£168,500 for a 66-year-old widower on behalf of his wife's estate for the pain and suffering she experienced after failure to monitor her ulcerative colitis over an 8-year period. She was diagnosed with colorectal cancer but died before treatment commenced.
Up until 2004, the deceased (“A”) had had annual flexible sigmoidoscopies to monitor her condition of ulcerative colitis. From 2004, these annual tests simply stopped. Between 2004 and 2012 her Gp continued to prescribe medication (Asacol) for management of the ulcerative colitis but at no point realised that annual hospital monitoring had fallen by the wayside. It is well known that there is a link between the bowel condition of ulcerative colitis and the development of bowel cancer.
In 2012 A started to feel generally unwell and lost weight. Her GP referred her to the first defendant hospital (“D1”). A CT scan revealed a round 7.5cm mass in the rectum with spread to the liver and very enlarged multiple perirectal and coeliac lymph modes. Scans of A's lung bases also showed suspicious nodules. A was diagnosed with colorectal cancer. She passed away before chemotherapy was due to commence at the age of 63.
The widower (“C”) brought a claim in negligence for failure by the hospital and GPs in losing his wife to follow-up/failing to refer her back to Hospital. Had there been ongoing annual follow-up the cancer should have been detected at an early stage when it was curable.
Liability was admitted in this case by the Hospital who paid the compensation and the claims against the GPs were discontinued.
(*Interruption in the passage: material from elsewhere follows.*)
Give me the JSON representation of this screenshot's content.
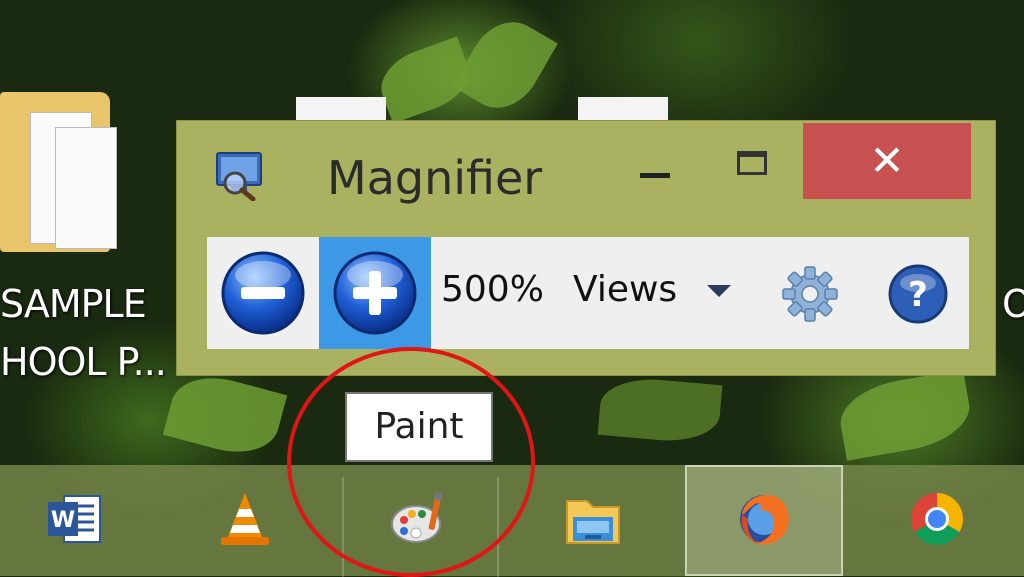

Out of the settlement it was estimated that £16,841 was for A’s pain and suffering (General Damages) in the period of a few months when she started to feel unwell, becoming increasingly unwell leading up to her death. The balance was for past and future anticipated financial losses.